interested parties should take necessary precautions immediately.

FLOOD ADVISORY REMAINS IN EFFECT

Published by:

THE FLOOD ADVISORY REMAINS IN EFFECT UNTIL 515 AM EDT FOR NORTHERN
NEW CASTLE...NORTHEASTERN CECIL...NORTHERN SALEM...WEST CENTRAL
CAMDEN...GLOUCESTER...CHESTER...SOUTHWESTERN PHILADELPHIA AND
DELAWARE COUNTIES...

At 249 AM EDT, Doppler radar indicated heavy rain that will cause
minor flooding in the advisory area. Moderate to locally heavy rain
with rainfall rates of up to one inch per hour is moving through the
advised area. This has a history of producing flash flooding, but
the rain is not as intense as it was earlier. Motorists should
exercise caution on area roads and watch for road closures.

Some locations that could experience flooding include...
Philadelphia, Wilmington, Newark, West Chester, Gloucester City,
Calvert, Chester, Deptford, West Deptford, Glassboro, Lindenwold,
Pennsville, Coatesville, Bellmawr, Yeadon, Westtown, Woodbury,
Pitman, Clayton and Carneys Point.

PRECAUTIONARY/PREPAREDNESS ACTIONS...

Turn around...don`t drown when encountering flooded roads.

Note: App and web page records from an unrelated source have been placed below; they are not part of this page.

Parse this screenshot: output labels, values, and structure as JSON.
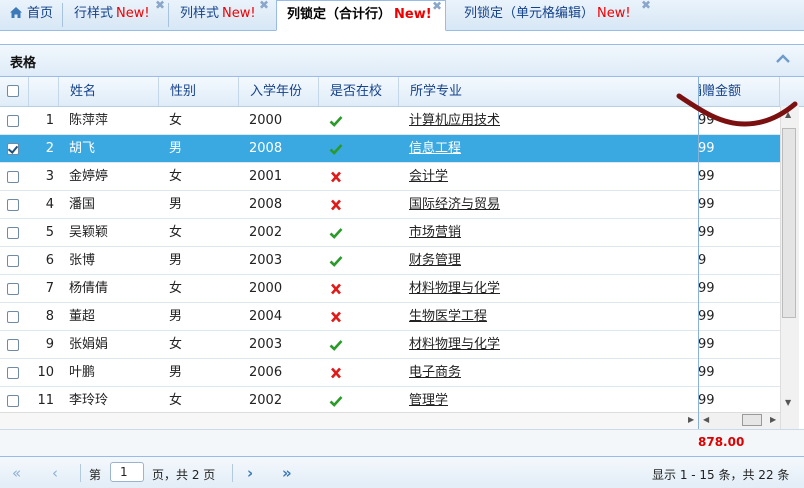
{
  "tabs": [
    {
      "label": "首页",
      "new": ""
    },
    {
      "label": "行样式",
      "new": "New!"
    },
    {
      "label": "列样式",
      "new": "New!"
    },
    {
      "label": "列锁定（合计行）",
      "new": "New!"
    },
    {
      "label": "列锁定（单元格编辑）",
      "new": "New!"
    }
  ],
  "panel": {
    "title": "表格"
  },
  "columns": [
    "姓名",
    "性别",
    "入学年份",
    "是否在校",
    "所学专业",
    "捐赠金额"
  ],
  "rows": [
    {
      "no": "1",
      "name": "陈萍萍",
      "gender": "女",
      "year": "2000",
      "enrolled": true,
      "major": "计算机应用技术",
      "amount": "99",
      "checked": false
    },
    {
      "no": "2",
      "name": "胡飞",
      "gender": "男",
      "year": "2008",
      "enrolled": true,
      "major": "信息工程",
      "amount": "99",
      "checked": true
    },
    {
      "no": "3",
      "name": "金婷婷",
      "gender": "女",
      "year": "2001",
      "enrolled": false,
      "major": "会计学",
      "amount": "99",
      "checked": false
    },
    {
      "no": "4",
      "name": "潘国",
      "gender": "男",
      "year": "2008",
      "enrolled": false,
      "major": "国际经济与贸易",
      "amount": "99",
      "checked": false
    },
    {
      "no": "5",
      "name": "吴颖颖",
      "gender": "女",
      "year": "2002",
      "enrolled": true,
      "major": "市场营销",
      "amount": "99",
      "checked": false
    },
    {
      "no": "6",
      "name": "张博",
      "gender": "男",
      "year": "2003",
      "enrolled": true,
      "major": "财务管理",
      "amount": "9",
      "checked": false
    },
    {
      "no": "7",
      "name": "杨倩倩",
      "gender": "女",
      "year": "2000",
      "enrolled": false,
      "major": "材料物理与化学",
      "amount": "99",
      "checked": false
    },
    {
      "no": "8",
      "name": "董超",
      "gender": "男",
      "year": "2004",
      "enrolled": false,
      "major": "生物医学工程",
      "amount": "99",
      "checked": false
    },
    {
      "no": "9",
      "name": "张娟娟",
      "gender": "女",
      "year": "2003",
      "enrolled": true,
      "major": "材料物理与化学",
      "amount": "99",
      "checked": false
    },
    {
      "no": "10",
      "name": "叶鹏",
      "gender": "男",
      "year": "2006",
      "enrolled": false,
      "major": "电子商务",
      "amount": "99",
      "checked": false
    },
    {
      "no": "11",
      "name": "李玲玲",
      "gender": "女",
      "year": "2002",
      "enrolled": true,
      "major": "管理学",
      "amount": "99",
      "checked": false
    }
  ],
  "summary": {
    "amount": "878.00"
  },
  "pager": {
    "prefix": "第",
    "page": "1",
    "suffix": "页，共 2 页",
    "info": "显示 1 - 15 条，共 22 条"
  },
  "colors": {
    "accent": "#3aa9e1",
    "new": "#e00000",
    "header_text": "#15428b",
    "check": "#2a9a2a",
    "cross": "#e01b1b",
    "annotation": "#7a1010"
  }
}
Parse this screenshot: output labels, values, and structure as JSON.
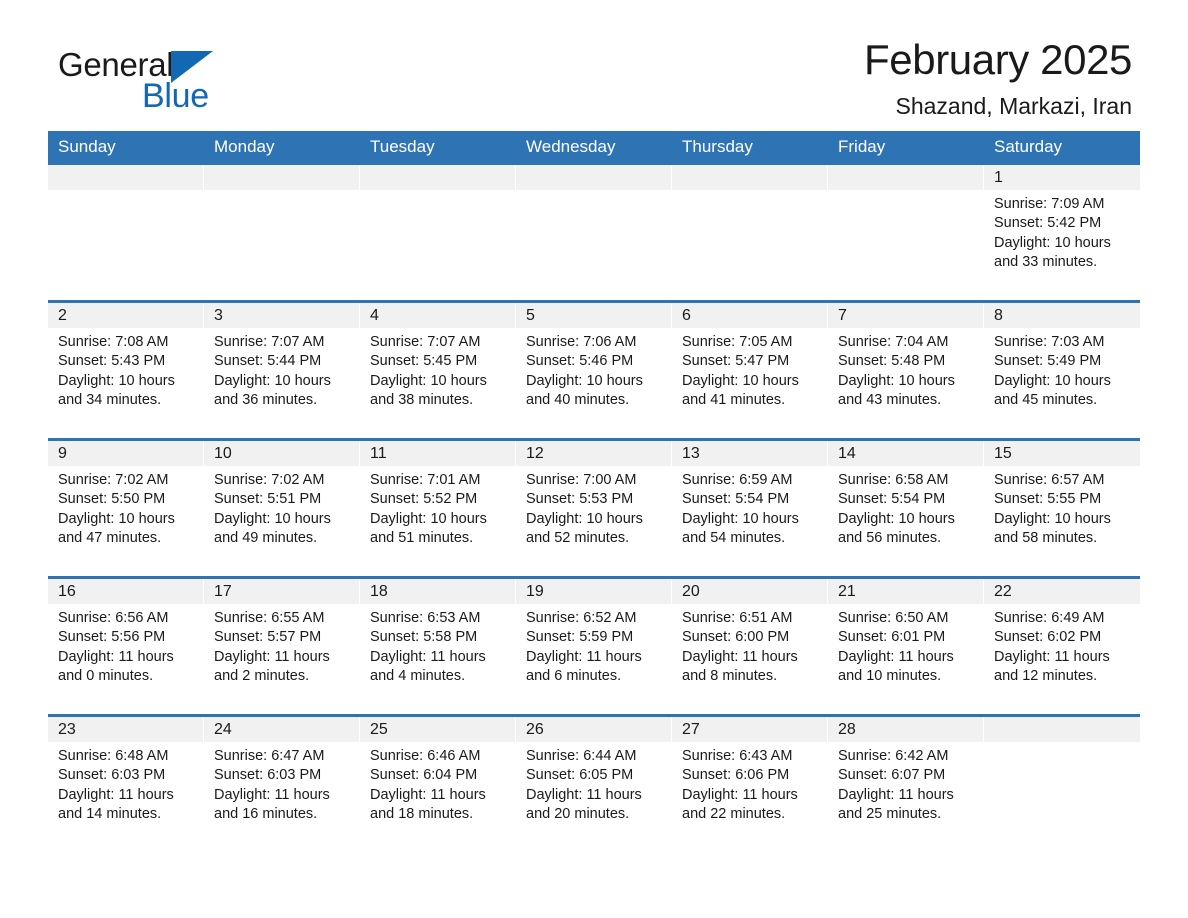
{
  "brand": {
    "name_part1": "General",
    "name_part2": "Blue",
    "triangle_color": "#1268b3"
  },
  "header": {
    "title": "February 2025",
    "subtitle": "Shazand, Markazi, Iran"
  },
  "theme": {
    "accent": "#2e74b5",
    "daynum_band": "#f1f1f1",
    "text": "#1a1a1a",
    "header_text": "#ffffff"
  },
  "weekdays": [
    "Sunday",
    "Monday",
    "Tuesday",
    "Wednesday",
    "Thursday",
    "Friday",
    "Saturday"
  ],
  "weeks": [
    [
      {
        "day": "",
        "lines": []
      },
      {
        "day": "",
        "lines": []
      },
      {
        "day": "",
        "lines": []
      },
      {
        "day": "",
        "lines": []
      },
      {
        "day": "",
        "lines": []
      },
      {
        "day": "",
        "lines": []
      },
      {
        "day": "1",
        "sunrise": "Sunrise: 7:09 AM",
        "sunset": "Sunset: 5:42 PM",
        "daylight": "Daylight: 10 hours and 33 minutes."
      }
    ],
    [
      {
        "day": "2",
        "sunrise": "Sunrise: 7:08 AM",
        "sunset": "Sunset: 5:43 PM",
        "daylight": "Daylight: 10 hours and 34 minutes."
      },
      {
        "day": "3",
        "sunrise": "Sunrise: 7:07 AM",
        "sunset": "Sunset: 5:44 PM",
        "daylight": "Daylight: 10 hours and 36 minutes."
      },
      {
        "day": "4",
        "sunrise": "Sunrise: 7:07 AM",
        "sunset": "Sunset: 5:45 PM",
        "daylight": "Daylight: 10 hours and 38 minutes."
      },
      {
        "day": "5",
        "sunrise": "Sunrise: 7:06 AM",
        "sunset": "Sunset: 5:46 PM",
        "daylight": "Daylight: 10 hours and 40 minutes."
      },
      {
        "day": "6",
        "sunrise": "Sunrise: 7:05 AM",
        "sunset": "Sunset: 5:47 PM",
        "daylight": "Daylight: 10 hours and 41 minutes."
      },
      {
        "day": "7",
        "sunrise": "Sunrise: 7:04 AM",
        "sunset": "Sunset: 5:48 PM",
        "daylight": "Daylight: 10 hours and 43 minutes."
      },
      {
        "day": "8",
        "sunrise": "Sunrise: 7:03 AM",
        "sunset": "Sunset: 5:49 PM",
        "daylight": "Daylight: 10 hours and 45 minutes."
      }
    ],
    [
      {
        "day": "9",
        "sunrise": "Sunrise: 7:02 AM",
        "sunset": "Sunset: 5:50 PM",
        "daylight": "Daylight: 10 hours and 47 minutes."
      },
      {
        "day": "10",
        "sunrise": "Sunrise: 7:02 AM",
        "sunset": "Sunset: 5:51 PM",
        "daylight": "Daylight: 10 hours and 49 minutes."
      },
      {
        "day": "11",
        "sunrise": "Sunrise: 7:01 AM",
        "sunset": "Sunset: 5:52 PM",
        "daylight": "Daylight: 10 hours and 51 minutes."
      },
      {
        "day": "12",
        "sunrise": "Sunrise: 7:00 AM",
        "sunset": "Sunset: 5:53 PM",
        "daylight": "Daylight: 10 hours and 52 minutes."
      },
      {
        "day": "13",
        "sunrise": "Sunrise: 6:59 AM",
        "sunset": "Sunset: 5:54 PM",
        "daylight": "Daylight: 10 hours and 54 minutes."
      },
      {
        "day": "14",
        "sunrise": "Sunrise: 6:58 AM",
        "sunset": "Sunset: 5:54 PM",
        "daylight": "Daylight: 10 hours and 56 minutes."
      },
      {
        "day": "15",
        "sunrise": "Sunrise: 6:57 AM",
        "sunset": "Sunset: 5:55 PM",
        "daylight": "Daylight: 10 hours and 58 minutes."
      }
    ],
    [
      {
        "day": "16",
        "sunrise": "Sunrise: 6:56 AM",
        "sunset": "Sunset: 5:56 PM",
        "daylight": "Daylight: 11 hours and 0 minutes."
      },
      {
        "day": "17",
        "sunrise": "Sunrise: 6:55 AM",
        "sunset": "Sunset: 5:57 PM",
        "daylight": "Daylight: 11 hours and 2 minutes."
      },
      {
        "day": "18",
        "sunrise": "Sunrise: 6:53 AM",
        "sunset": "Sunset: 5:58 PM",
        "daylight": "Daylight: 11 hours and 4 minutes."
      },
      {
        "day": "19",
        "sunrise": "Sunrise: 6:52 AM",
        "sunset": "Sunset: 5:59 PM",
        "daylight": "Daylight: 11 hours and 6 minutes."
      },
      {
        "day": "20",
        "sunrise": "Sunrise: 6:51 AM",
        "sunset": "Sunset: 6:00 PM",
        "daylight": "Daylight: 11 hours and 8 minutes."
      },
      {
        "day": "21",
        "sunrise": "Sunrise: 6:50 AM",
        "sunset": "Sunset: 6:01 PM",
        "daylight": "Daylight: 11 hours and 10 minutes."
      },
      {
        "day": "22",
        "sunrise": "Sunrise: 6:49 AM",
        "sunset": "Sunset: 6:02 PM",
        "daylight": "Daylight: 11 hours and 12 minutes."
      }
    ],
    [
      {
        "day": "23",
        "sunrise": "Sunrise: 6:48 AM",
        "sunset": "Sunset: 6:03 PM",
        "daylight": "Daylight: 11 hours and 14 minutes."
      },
      {
        "day": "24",
        "sunrise": "Sunrise: 6:47 AM",
        "sunset": "Sunset: 6:03 PM",
        "daylight": "Daylight: 11 hours and 16 minutes."
      },
      {
        "day": "25",
        "sunrise": "Sunrise: 6:46 AM",
        "sunset": "Sunset: 6:04 PM",
        "daylight": "Daylight: 11 hours and 18 minutes."
      },
      {
        "day": "26",
        "sunrise": "Sunrise: 6:44 AM",
        "sunset": "Sunset: 6:05 PM",
        "daylight": "Daylight: 11 hours and 20 minutes."
      },
      {
        "day": "27",
        "sunrise": "Sunrise: 6:43 AM",
        "sunset": "Sunset: 6:06 PM",
        "daylight": "Daylight: 11 hours and 22 minutes."
      },
      {
        "day": "28",
        "sunrise": "Sunrise: 6:42 AM",
        "sunset": "Sunset: 6:07 PM",
        "daylight": "Daylight: 11 hours and 25 minutes."
      },
      {
        "day": "",
        "lines": []
      }
    ]
  ]
}
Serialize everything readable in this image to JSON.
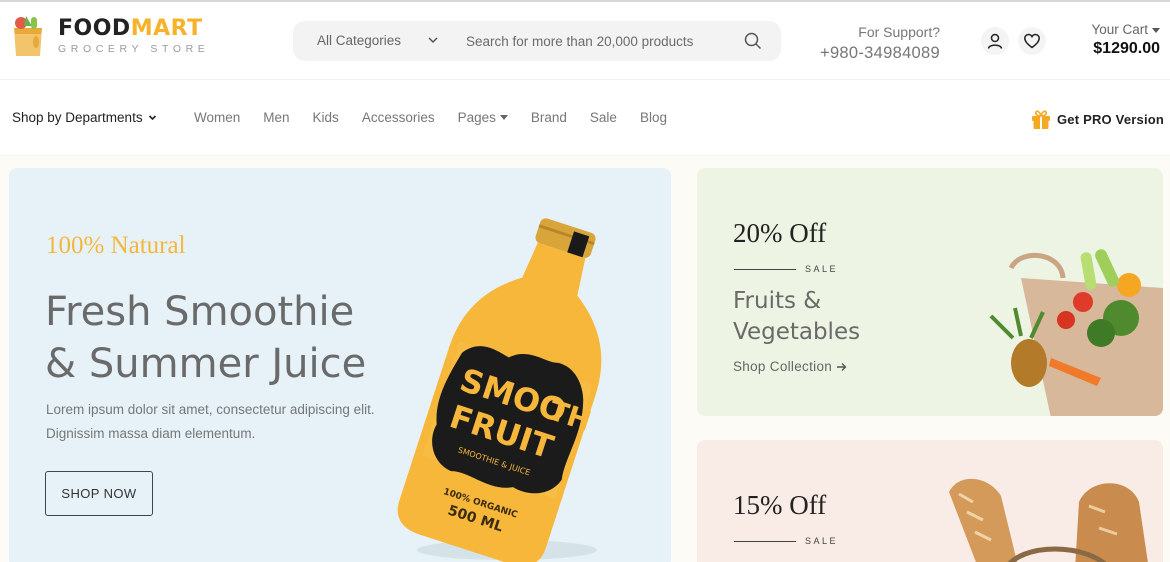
{
  "brand": {
    "name_primary": "FOOD",
    "name_accent": "MART",
    "tagline": "GROCERY STORE"
  },
  "search": {
    "category": "All Categories",
    "placeholder": "Search for more than 20,000 products"
  },
  "support": {
    "label": "For Support?",
    "phone": "+980-34984089"
  },
  "cart": {
    "label": "Your Cart",
    "total": "$1290.00"
  },
  "nav": {
    "departments": "Shop by Departments",
    "links": [
      "Women",
      "Men",
      "Kids",
      "Accessories",
      "Pages",
      "Brand",
      "Sale",
      "Blog"
    ],
    "pro": "Get PRO Version"
  },
  "hero": {
    "eyebrow": "100% Natural",
    "title_line1": "Fresh Smoothie",
    "title_line2": "& Summer Juice",
    "description": "Lorem ipsum dolor sit amet, consectetur adipiscing elit. Dignissim massa diam elementum.",
    "button": "SHOP NOW",
    "bottle_label_1": "SMOO",
    "bottle_label_2": "TH",
    "bottle_label_3": "FRUIT",
    "bottle_sub": "SMOOTHIE & JUICE",
    "bottle_org": "100% ORGANIC",
    "bottle_vol": "500 ML"
  },
  "promos": [
    {
      "off": "20% Off",
      "sale": "SALE",
      "title": "Fruits & Vegetables",
      "link": "Shop Collection"
    },
    {
      "off": "15% Off",
      "sale": "SALE"
    }
  ],
  "colors": {
    "accent": "#f7b22a",
    "hero_bg": "#e6f2f8",
    "promo_green": "#eef4e3",
    "promo_pink": "#f9ebe5"
  }
}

Most flood
deaths occur in vehicles.

Be especially cautious at night when it is harder to recognize the
dangers of flooding.

Excessive runoff from heavy rainfall will cause flooding of small
creeks and streams, urban areas, highways, streets and underpasses as
well as other drainage areas and low lying spots.

A Flood Advisory means river or stream flows are elevated, or ponding
of water in urban or other areas is occurring or is imminent.